■ Assignment:
Using the records below, filter out every line that lacks "EliteMasterEric" and copy the rest.

(Interface dataset entries)
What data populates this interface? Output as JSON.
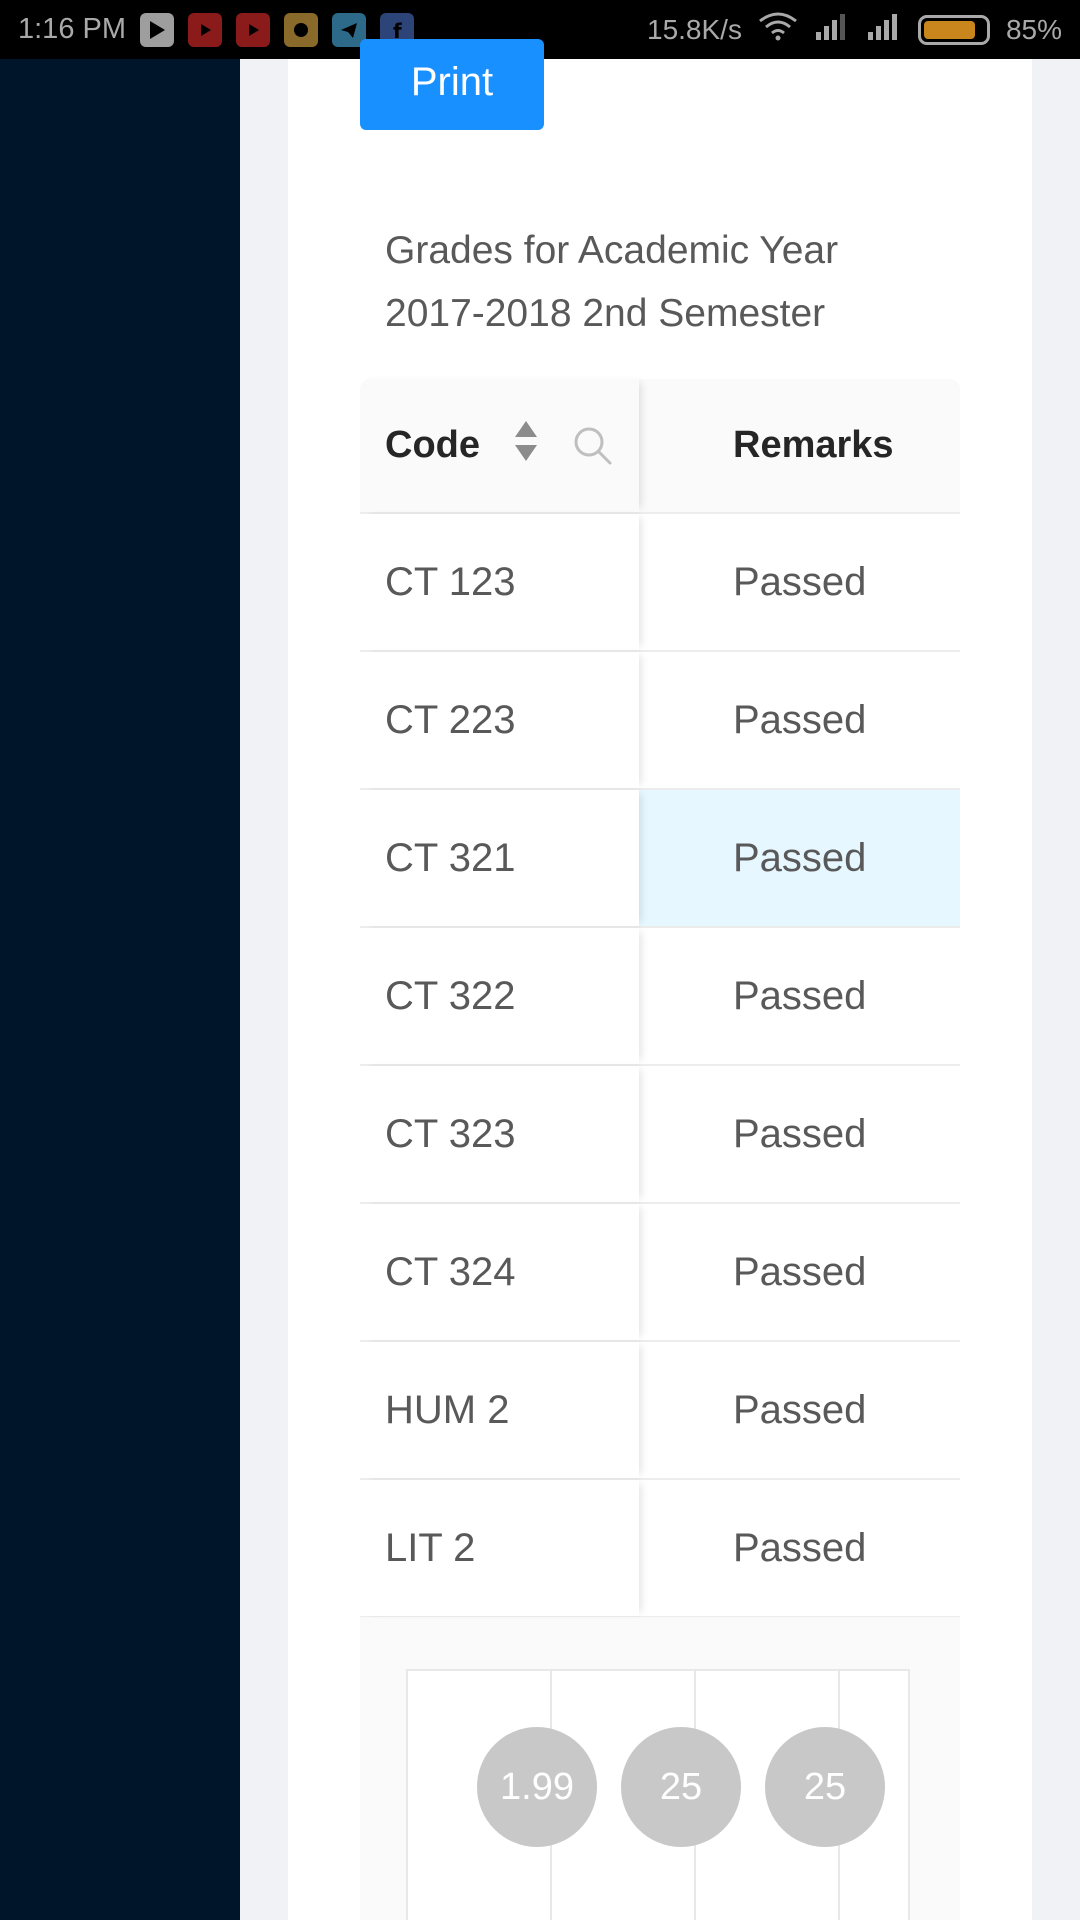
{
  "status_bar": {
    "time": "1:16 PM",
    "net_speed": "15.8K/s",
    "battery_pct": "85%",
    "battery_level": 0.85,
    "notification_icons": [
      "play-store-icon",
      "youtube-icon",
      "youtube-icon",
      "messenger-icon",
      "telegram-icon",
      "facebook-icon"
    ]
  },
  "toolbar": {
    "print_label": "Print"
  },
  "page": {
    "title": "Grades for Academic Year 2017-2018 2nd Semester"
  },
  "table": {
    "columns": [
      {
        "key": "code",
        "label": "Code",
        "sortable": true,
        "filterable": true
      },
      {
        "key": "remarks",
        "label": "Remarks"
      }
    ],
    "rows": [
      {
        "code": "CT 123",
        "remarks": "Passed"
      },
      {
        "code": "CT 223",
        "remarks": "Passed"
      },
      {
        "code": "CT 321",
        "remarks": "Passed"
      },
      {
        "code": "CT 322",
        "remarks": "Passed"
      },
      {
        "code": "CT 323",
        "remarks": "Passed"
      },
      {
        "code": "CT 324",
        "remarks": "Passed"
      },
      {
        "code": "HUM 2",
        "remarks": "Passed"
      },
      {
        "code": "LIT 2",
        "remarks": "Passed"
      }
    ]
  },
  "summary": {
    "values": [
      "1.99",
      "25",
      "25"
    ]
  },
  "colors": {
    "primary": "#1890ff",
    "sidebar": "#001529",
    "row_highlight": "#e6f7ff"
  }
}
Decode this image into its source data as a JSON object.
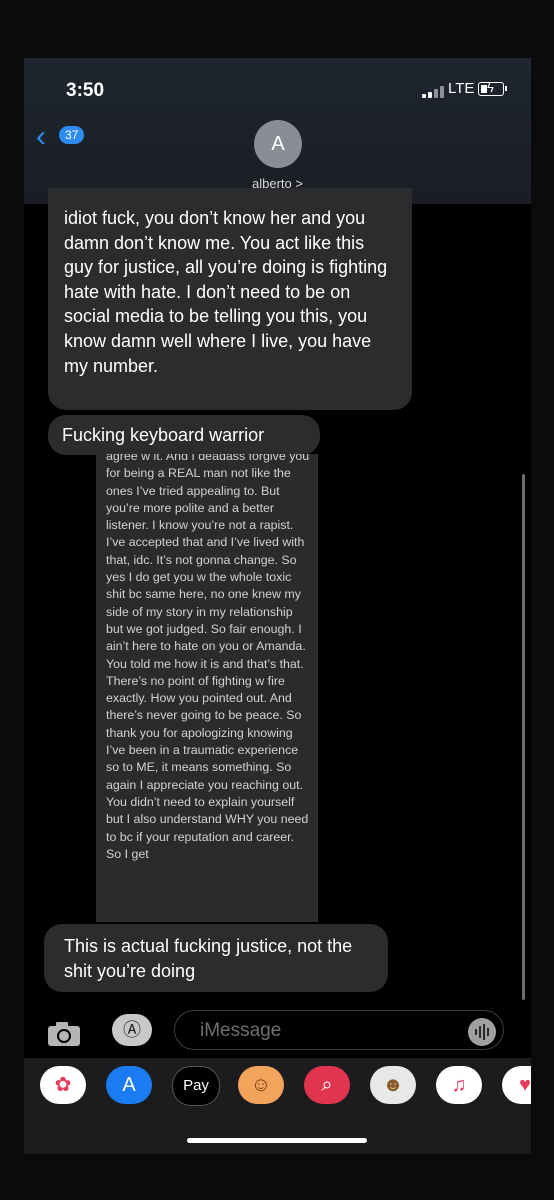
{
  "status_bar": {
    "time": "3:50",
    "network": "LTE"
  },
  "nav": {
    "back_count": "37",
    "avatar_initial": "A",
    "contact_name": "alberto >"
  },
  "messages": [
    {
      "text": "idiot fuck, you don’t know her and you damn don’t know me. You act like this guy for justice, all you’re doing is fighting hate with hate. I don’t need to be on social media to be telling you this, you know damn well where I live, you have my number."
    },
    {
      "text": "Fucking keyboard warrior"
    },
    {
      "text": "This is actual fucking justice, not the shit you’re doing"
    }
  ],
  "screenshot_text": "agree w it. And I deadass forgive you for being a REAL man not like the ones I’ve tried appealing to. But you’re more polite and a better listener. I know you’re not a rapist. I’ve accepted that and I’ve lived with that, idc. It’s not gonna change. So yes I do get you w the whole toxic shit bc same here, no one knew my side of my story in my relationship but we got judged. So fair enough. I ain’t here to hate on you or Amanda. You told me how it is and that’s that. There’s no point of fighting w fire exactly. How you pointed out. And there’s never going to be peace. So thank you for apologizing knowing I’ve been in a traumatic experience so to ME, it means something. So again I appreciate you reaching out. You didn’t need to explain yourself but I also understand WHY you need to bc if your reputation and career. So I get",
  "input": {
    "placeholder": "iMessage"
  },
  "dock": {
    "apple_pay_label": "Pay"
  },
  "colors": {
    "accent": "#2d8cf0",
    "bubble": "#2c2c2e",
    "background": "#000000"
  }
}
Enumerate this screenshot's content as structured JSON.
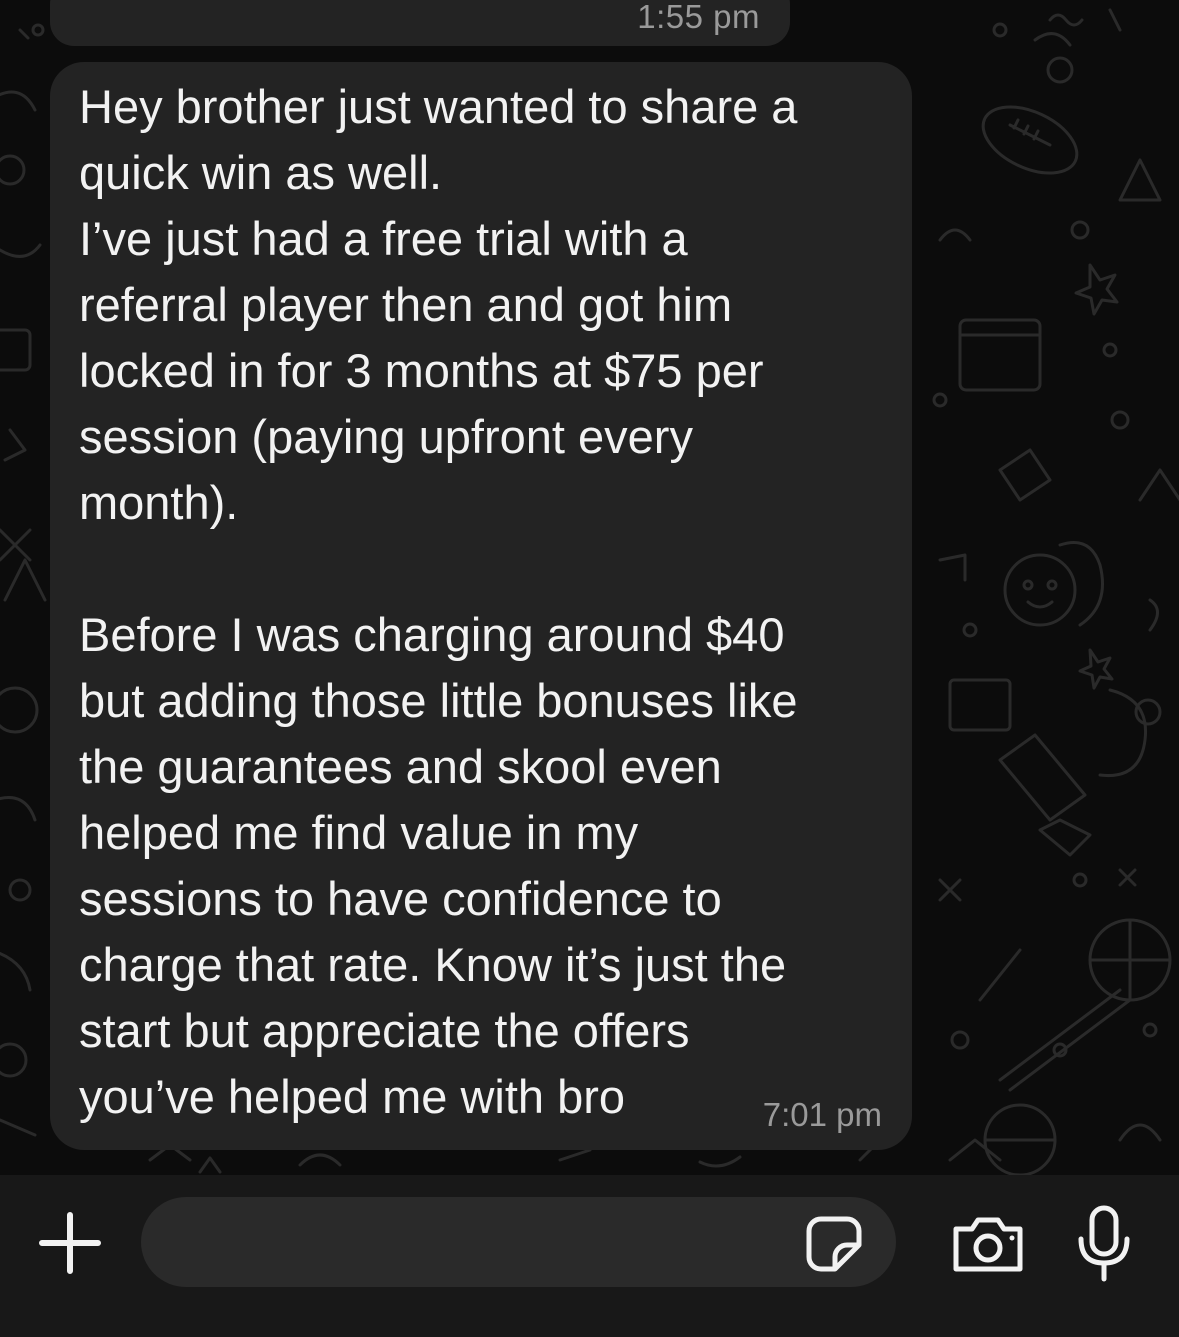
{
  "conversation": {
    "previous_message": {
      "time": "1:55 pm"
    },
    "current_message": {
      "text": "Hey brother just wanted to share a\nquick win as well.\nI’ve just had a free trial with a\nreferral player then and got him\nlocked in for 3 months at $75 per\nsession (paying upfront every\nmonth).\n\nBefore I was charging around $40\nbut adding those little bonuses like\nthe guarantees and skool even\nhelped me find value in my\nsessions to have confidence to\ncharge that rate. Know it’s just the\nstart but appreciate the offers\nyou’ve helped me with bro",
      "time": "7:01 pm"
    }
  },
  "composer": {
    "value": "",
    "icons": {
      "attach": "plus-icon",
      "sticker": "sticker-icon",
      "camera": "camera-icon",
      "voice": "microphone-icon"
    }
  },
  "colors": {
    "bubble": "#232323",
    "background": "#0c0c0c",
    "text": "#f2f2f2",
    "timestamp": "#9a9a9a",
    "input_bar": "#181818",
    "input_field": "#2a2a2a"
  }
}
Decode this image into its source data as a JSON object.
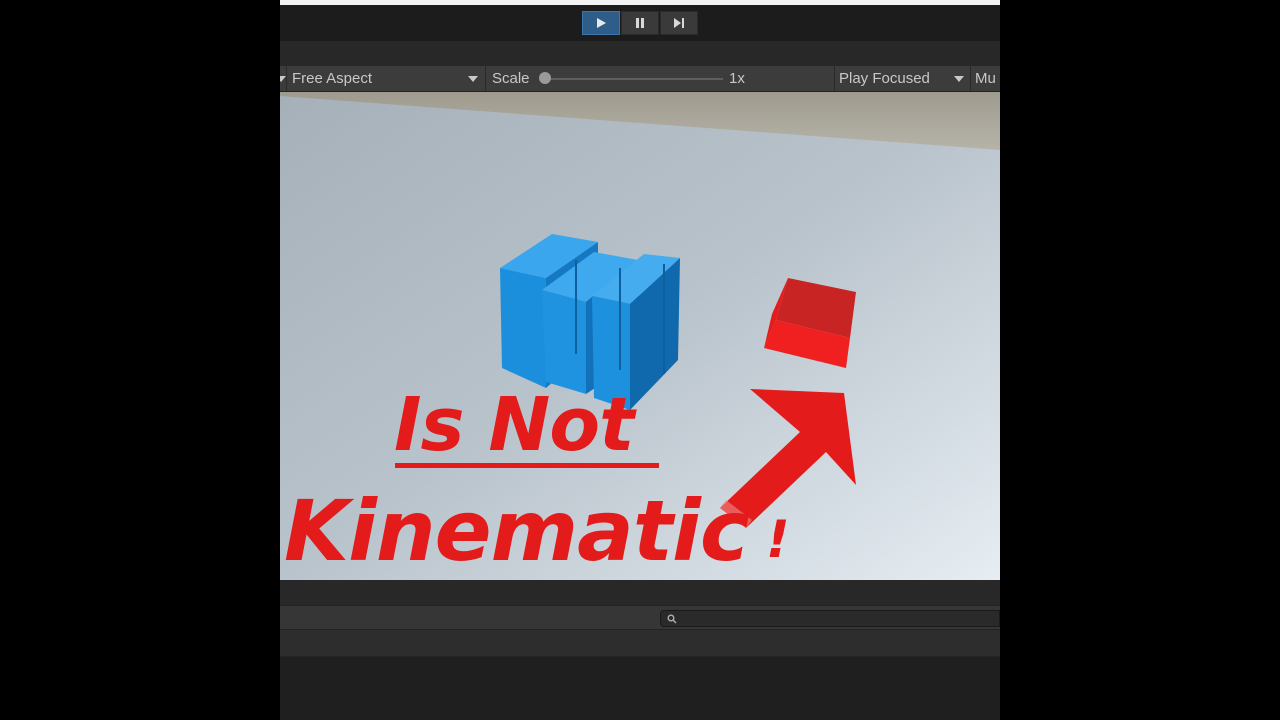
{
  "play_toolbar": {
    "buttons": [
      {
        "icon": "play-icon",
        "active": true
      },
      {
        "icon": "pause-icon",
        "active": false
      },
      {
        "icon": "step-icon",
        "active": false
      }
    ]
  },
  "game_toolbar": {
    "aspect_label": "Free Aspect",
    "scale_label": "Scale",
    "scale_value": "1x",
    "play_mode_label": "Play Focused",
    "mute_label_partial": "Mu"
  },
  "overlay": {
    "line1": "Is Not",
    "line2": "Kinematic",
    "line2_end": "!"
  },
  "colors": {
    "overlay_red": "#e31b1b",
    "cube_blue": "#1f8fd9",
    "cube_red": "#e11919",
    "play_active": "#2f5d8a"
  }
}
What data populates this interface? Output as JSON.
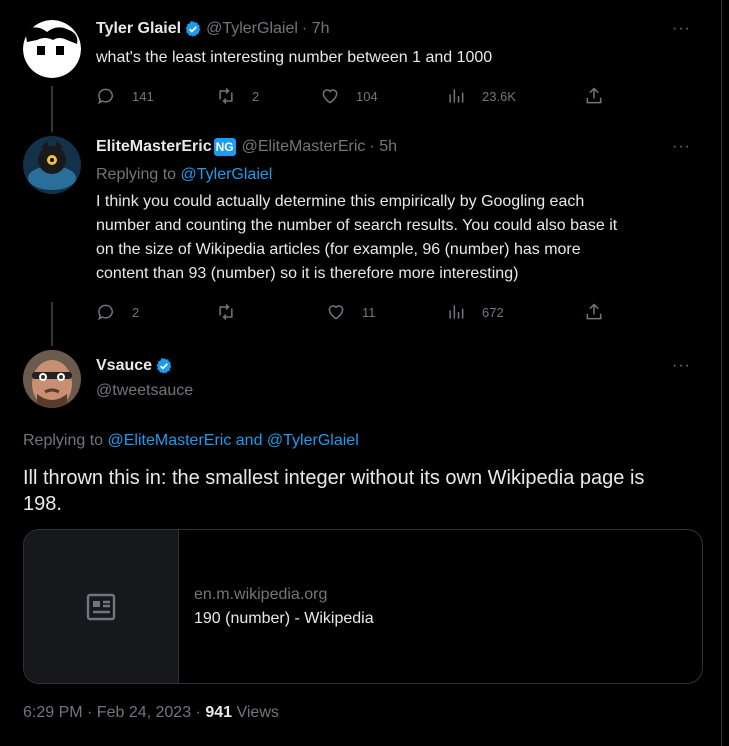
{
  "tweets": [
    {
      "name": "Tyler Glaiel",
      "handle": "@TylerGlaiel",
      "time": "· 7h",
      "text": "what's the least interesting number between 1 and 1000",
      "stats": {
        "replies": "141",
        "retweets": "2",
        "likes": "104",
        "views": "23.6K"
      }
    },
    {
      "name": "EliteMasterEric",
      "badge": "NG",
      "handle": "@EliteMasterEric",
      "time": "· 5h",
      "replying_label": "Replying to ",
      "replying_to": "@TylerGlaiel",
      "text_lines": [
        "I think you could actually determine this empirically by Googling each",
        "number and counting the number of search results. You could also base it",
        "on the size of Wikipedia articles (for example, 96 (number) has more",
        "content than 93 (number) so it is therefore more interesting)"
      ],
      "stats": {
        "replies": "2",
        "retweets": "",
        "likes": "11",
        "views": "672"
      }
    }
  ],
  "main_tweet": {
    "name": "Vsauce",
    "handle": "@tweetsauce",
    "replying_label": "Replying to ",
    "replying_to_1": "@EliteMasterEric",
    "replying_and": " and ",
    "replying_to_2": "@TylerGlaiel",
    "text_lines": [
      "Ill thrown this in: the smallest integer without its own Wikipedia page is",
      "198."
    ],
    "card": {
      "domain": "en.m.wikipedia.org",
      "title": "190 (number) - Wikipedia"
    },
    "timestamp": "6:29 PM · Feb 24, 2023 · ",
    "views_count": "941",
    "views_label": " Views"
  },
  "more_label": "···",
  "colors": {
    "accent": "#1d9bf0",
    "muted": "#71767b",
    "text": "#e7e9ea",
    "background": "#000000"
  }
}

■ Answer box:
      "name": "EliteMasterEric",
      "handle": "@EliteMasterEric",
    "replying_to_1": "@EliteMasterEric",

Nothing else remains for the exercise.